The Obama administration’s use of executive fiat to prohibit schools from maintaining sex-separated facilities encountered its first national legal challenge today when nine states (Alabama, West Virginia, Wisconsin, Tennessee, Texas, Oklahoma, Louisiana, Utah, and Georgia) and officials from two other states (Maine and Arizona) sued the federal government and Obama administration officials.
At issue is the administration’s recent directive that has been decried by parents and students across the country, mandating that schools open their locker rooms, showers, and bathrooms regardless of biological reality. In the lawsuit, the states labeled the president’s bathroom directive “radical,” arguing that the administration “conspired to turn workplaces and educational settings across the country into laboratories for social experiments.” They also claim that the president’s bathroom directive, which was issued using executive authority and without a congressional vote, “flouted the democratic process.”
Administration officials concluded in the bathroom directive that Title IX of the Civil Rights Act requires schools to allow students to use whichever showers, locker rooms, housing, changing facilities, and restrooms are consistent with their internal gender identity, regardless of their biological sex.
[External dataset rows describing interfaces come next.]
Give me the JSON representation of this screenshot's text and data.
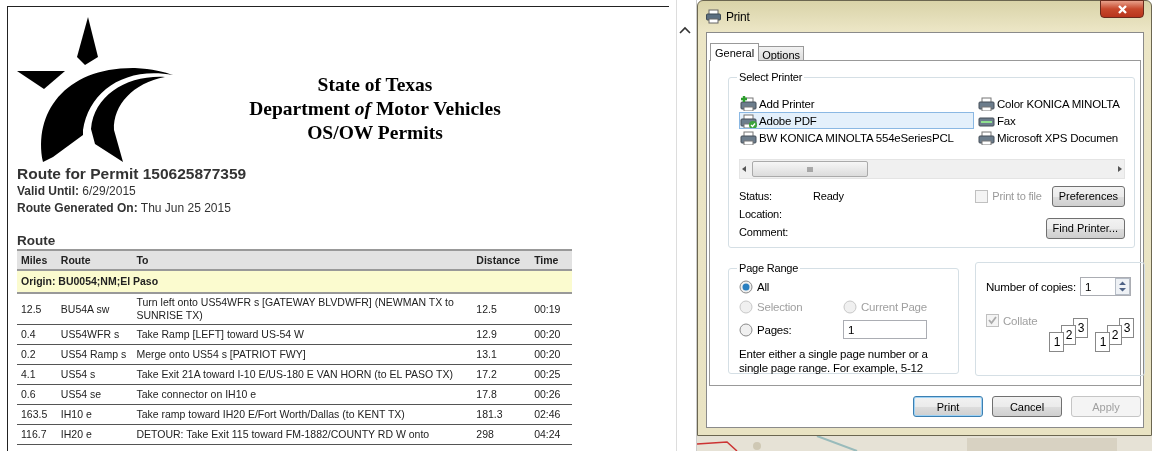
{
  "document": {
    "heading_lines": [
      "State of Texas",
      "Department *of* Motor Vehicles",
      "OS/OW Permits"
    ],
    "title": "Route for Permit 150625877359",
    "meta": [
      {
        "label": "Valid Until:",
        "value": "6/29/2015"
      },
      {
        "label": "Route Generated On:",
        "value": "Thu Jun 25 2015"
      }
    ],
    "section": "Route",
    "table": {
      "columns": [
        "Miles",
        "Route",
        "To",
        "Distance",
        "Time"
      ],
      "origin": "Origin: BU0054;NM;El Paso",
      "rows": [
        [
          "12.5",
          "BU54A sw",
          "Turn left onto US54WFR s [GATEWAY BLVDWFR] (NEWMAN TX to SUNRISE TX)",
          "12.5",
          "00:19"
        ],
        [
          "0.4",
          "US54WFR s",
          "Take Ramp [LEFT] toward US-54 W",
          "12.9",
          "00:20"
        ],
        [
          "0.2",
          "US54 Ramp s",
          "Merge onto US54 s [PATRIOT FWY]",
          "13.1",
          "00:20"
        ],
        [
          "4.1",
          "US54 s",
          "Take Exit 21A toward I-10 E/US-180 E VAN HORN (to EL PASO TX)",
          "17.2",
          "00:25"
        ],
        [
          "0.6",
          "US54 se",
          "Take connector on IH10 e",
          "17.8",
          "00:26"
        ],
        [
          "163.5",
          "IH10 e",
          "Take ramp toward IH20 E/Fort Worth/Dallas (to KENT TX)",
          "181.3",
          "02:46"
        ],
        [
          "116.7",
          "IH20 e",
          "DETOUR: Take Exit 115 toward FM-1882/COUNTY RD W onto",
          "298",
          "04:24"
        ]
      ]
    }
  },
  "dialog": {
    "title": "Print",
    "tabs": [
      {
        "label": "General",
        "selected": true
      },
      {
        "label": "Options",
        "selected": false
      }
    ],
    "select_printer": {
      "label": "Select Printer",
      "printers": [
        {
          "name": "Add Printer",
          "kind": "add",
          "selected": false
        },
        {
          "name": "Adobe PDF",
          "kind": "default",
          "selected": true
        },
        {
          "name": "BW KONICA MINOLTA 554eSeriesPCL",
          "kind": "printer",
          "selected": false
        },
        {
          "name": "Color KONICA MINOLTA",
          "kind": "printer",
          "selected": false
        },
        {
          "name": "Fax",
          "kind": "fax",
          "selected": false
        },
        {
          "name": "Microsoft XPS Documen",
          "kind": "printer",
          "selected": false
        }
      ],
      "status_label": "Status:",
      "status": "Ready",
      "location_label": "Location:",
      "comment_label": "Comment:",
      "print_to_file": {
        "label": "Print to file",
        "checked": false,
        "disabled": true
      },
      "buttons": [
        "Preferences",
        "Find Printer..."
      ]
    },
    "page_range": {
      "label": "Page Range",
      "options": [
        {
          "label": "All",
          "selected": true,
          "disabled": false
        },
        {
          "label": "Selection",
          "selected": false,
          "disabled": true
        },
        {
          "label": "Current Page",
          "selected": false,
          "disabled": true
        },
        {
          "label": "Pages:",
          "selected": false,
          "disabled": false
        }
      ],
      "pages_value": "1",
      "hint": "Enter either a single page number or a single page range.  For example, 5-12"
    },
    "copies": {
      "label": "Number of copies:",
      "value": "1",
      "collate": {
        "label": "Collate",
        "checked": true,
        "disabled": true
      },
      "collate_stacks": [
        [
          "1",
          "2",
          "3"
        ],
        [
          "1",
          "2",
          "3"
        ]
      ]
    },
    "buttons": [
      {
        "label": "Print",
        "default": true,
        "disabled": false
      },
      {
        "label": "Cancel",
        "default": false,
        "disabled": false
      },
      {
        "label": "Apply",
        "default": false,
        "disabled": true
      }
    ]
  }
}
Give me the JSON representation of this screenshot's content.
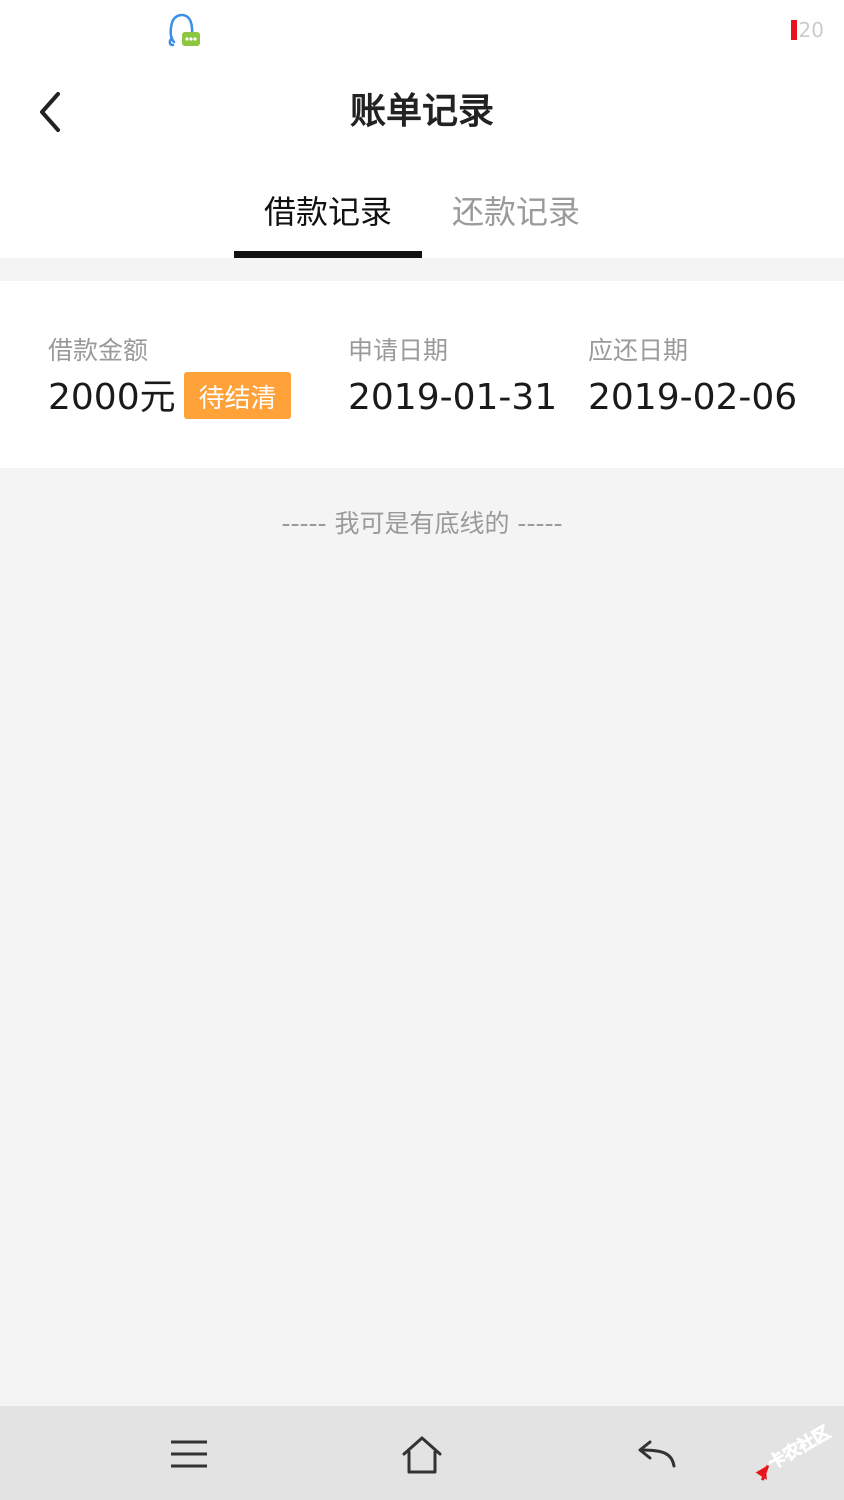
{
  "status_bar": {
    "battery_level": "20"
  },
  "header": {
    "title": "账单记录"
  },
  "tabs": [
    {
      "label": "借款记录",
      "active": true
    },
    {
      "label": "还款记录",
      "active": false
    }
  ],
  "record": {
    "amount_label": "借款金额",
    "amount_value": "2000元",
    "status": "待结清",
    "apply_date_label": "申请日期",
    "apply_date": "2019-01-31",
    "due_date_label": "应还日期",
    "due_date": "2019-02-06"
  },
  "footer_note": "----- 我可是有底线的 -----",
  "watermark": {
    "text": "卡农社区"
  },
  "colors": {
    "accent_badge": "#ffa23a",
    "page_background": "#f4f4f4",
    "battery_low": "#e8141c"
  },
  "icons": {
    "status_app": "chat-bubble-bot-icon",
    "back": "chevron-left-icon",
    "menu": "menu-icon",
    "home": "home-icon",
    "back_nav": "return-arrow-icon"
  }
}
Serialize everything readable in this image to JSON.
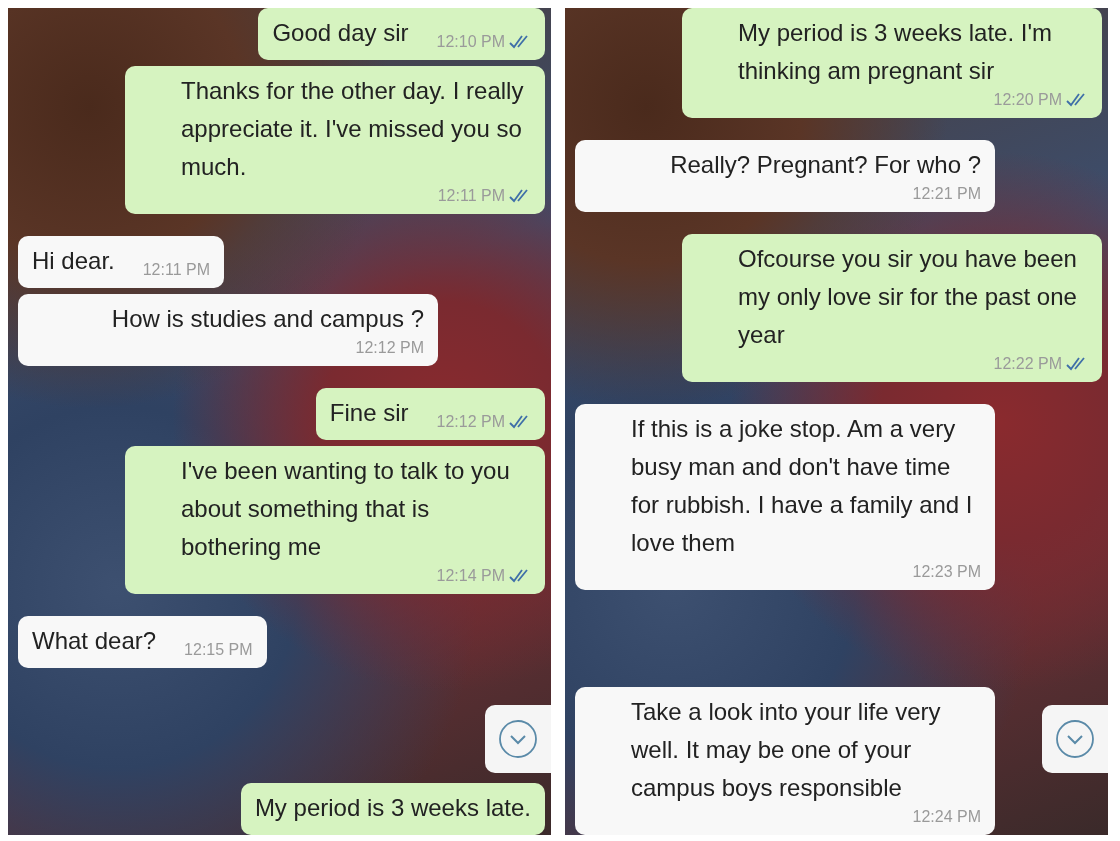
{
  "panels": [
    {
      "messages": [
        {
          "kind": "sent",
          "text": "Good day sir",
          "time": "12:10 PM",
          "read": true
        },
        {
          "kind": "sent",
          "text": "Thanks for the other day. I really appreciate it. I've missed you so much.",
          "time": "12:11 PM",
          "read": true
        },
        {
          "kind": "received",
          "text": "Hi dear.",
          "time": "12:11 PM"
        },
        {
          "kind": "received",
          "text": "How is studies and campus ?",
          "time": "12:12 PM"
        },
        {
          "kind": "sent",
          "text": "Fine sir",
          "time": "12:12 PM",
          "read": true
        },
        {
          "kind": "sent",
          "text": "I've been wanting to talk to you about something that is bothering me",
          "time": "12:14 PM",
          "read": true
        },
        {
          "kind": "received",
          "text": "What dear?",
          "time": "12:15 PM"
        },
        {
          "kind": "sent",
          "text": "My period is 3 weeks late."
        }
      ]
    },
    {
      "messages": [
        {
          "kind": "sent",
          "text": "My period is 3 weeks late. I'm thinking am pregnant sir",
          "time": "12:20 PM",
          "read": true
        },
        {
          "kind": "received",
          "text": "Really? Pregnant? For who ?",
          "time": "12:21 PM"
        },
        {
          "kind": "sent",
          "text": "Ofcourse you sir you have been my only love sir for the past one year",
          "time": "12:22 PM",
          "read": true
        },
        {
          "kind": "received",
          "text": "If this is a joke stop. Am a very busy man and don't have time for rubbish. I have a family and I love them",
          "time": "12:23 PM"
        },
        {
          "kind": "received",
          "text": "Take a look into your life very well. It may be one of your campus boys responsible",
          "time": "12:24 PM"
        }
      ]
    }
  ]
}
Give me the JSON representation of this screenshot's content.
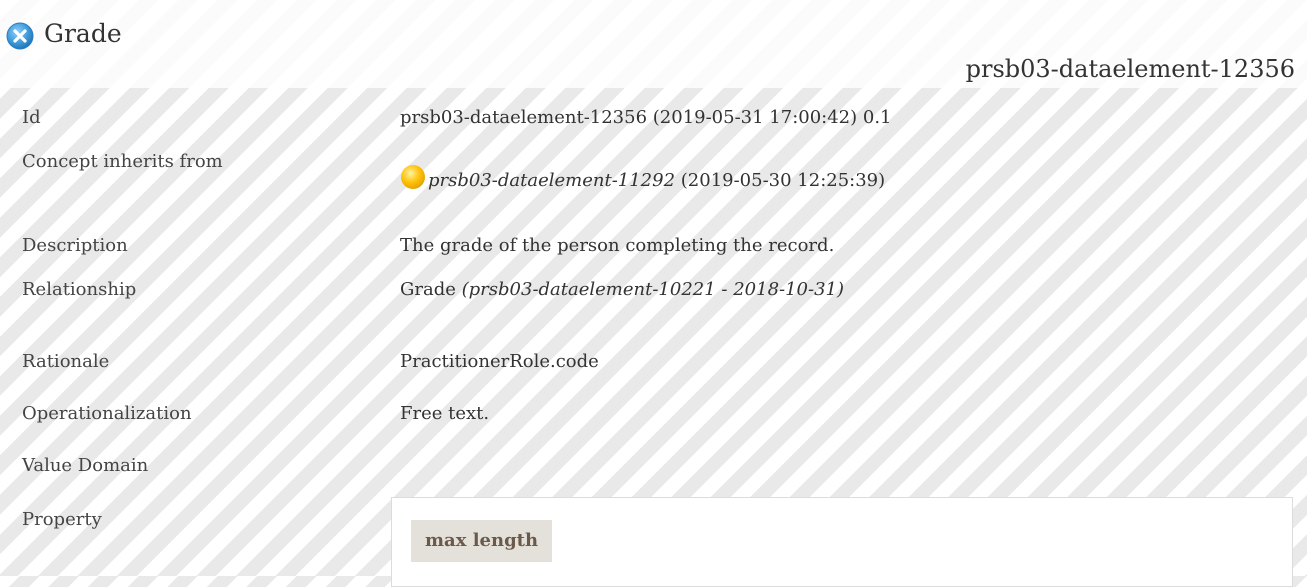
{
  "header": {
    "title": "Grade",
    "id": "prsb03-dataelement-12356",
    "icon": "close-icon",
    "icon_color": "#3d9ad9"
  },
  "rows": [
    {
      "label": "Id",
      "value": "prsb03-dataelement-12356 (2019-05-31 17:00:42) 0.1"
    },
    {
      "label": "Concept inherits from",
      "value_link": "prsb03-dataelement-11292",
      "value_rest": " (2019-05-30 12:25:39)",
      "icon": "status-dot-icon",
      "icon_color": "#ffc107"
    },
    {
      "label": "Description",
      "value": "The grade of the person completing the record."
    },
    {
      "label": "Relationship",
      "value_main": "Grade ",
      "value_ref": "(prsb03-dataelement-10221 - 2018-10-31)"
    },
    {
      "label": "Rationale",
      "value": "PractitionerRole.code"
    },
    {
      "label": "Operationalization",
      "value": "Free text."
    },
    {
      "label": "Value Domain",
      "value": ""
    },
    {
      "label": "Property",
      "value": ""
    }
  ],
  "property_table": {
    "header": "max length"
  }
}
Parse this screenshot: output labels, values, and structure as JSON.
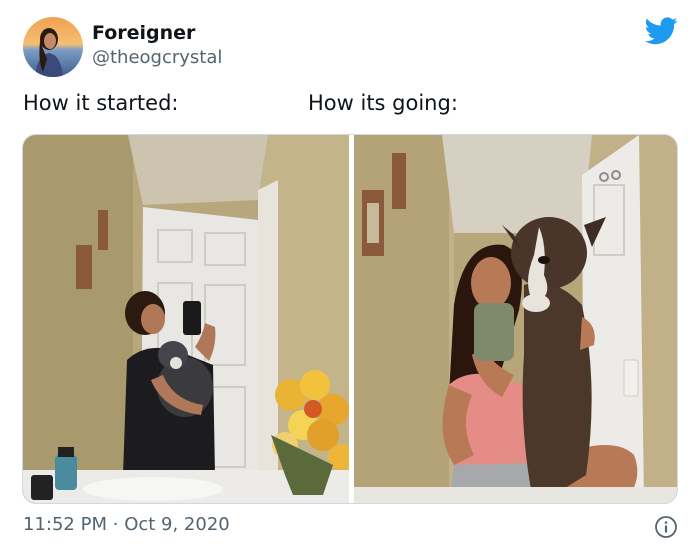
{
  "tweet": {
    "author": {
      "display_name": "Foreigner",
      "handle": "@theogcrystal"
    },
    "caption_left": "How it started:",
    "caption_right": "How its going:",
    "time": "11:52 PM",
    "date_separator": "·",
    "date": "Oct 9, 2020",
    "media": [
      {
        "subject": "mirror selfie of woman holding a puppy in a bathroom"
      },
      {
        "subject": "mirror selfie of woman holding a large grown dog in a bathroom"
      }
    ]
  },
  "colors": {
    "twitter_blue": "#1d9bf0",
    "text_primary": "#0f1419",
    "text_secondary": "#536471"
  },
  "icons": {
    "logo": "twitter-bird-icon",
    "info": "info-icon"
  }
}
In a letter to school districts, the Departments of Justice and Education threatened to withhold federal education funding from school districts that refused to comply with the Administration’s new rules.
The administration’s interpretation contradicts the original intent and traditional interpretation of Title IX, which allows schools to protect the privacy of students by maintaining separate “facilities for the different sexes.” Even liberal Supreme Court Justice Ruth Bader Ginsburg, then a professor at Columbia Law School, wrote in a 1975 Washington Post editorial that because of privacy concerns, equal access and a prohibition on sex discrimination do not exclude separate facilities for changing and using the bathroom.
Officials from the eleven states that filed this lawsuit should be commended for listening to the voice of the people and pushing back against this blatant executive overreach.
It should be no surprise that Washington state, which has its own ongoing fight over bathroom access and privacy concerns, did not join the other eleven states and officials that filed the lawsuit today. The unelected Washington State Human Rights Commission issued a rule last December that prohibits businesses and other places of public accommodation from protecting the privacy of their patrons by ensuring that facility use is determined by biological sex.
Initiative No. 1515, which was filed in response to the Human Rights Commission’s bathroom rule, would repeal the rule and allow businesses, not unelected state bureaucrats, to decide their own bathroom policies.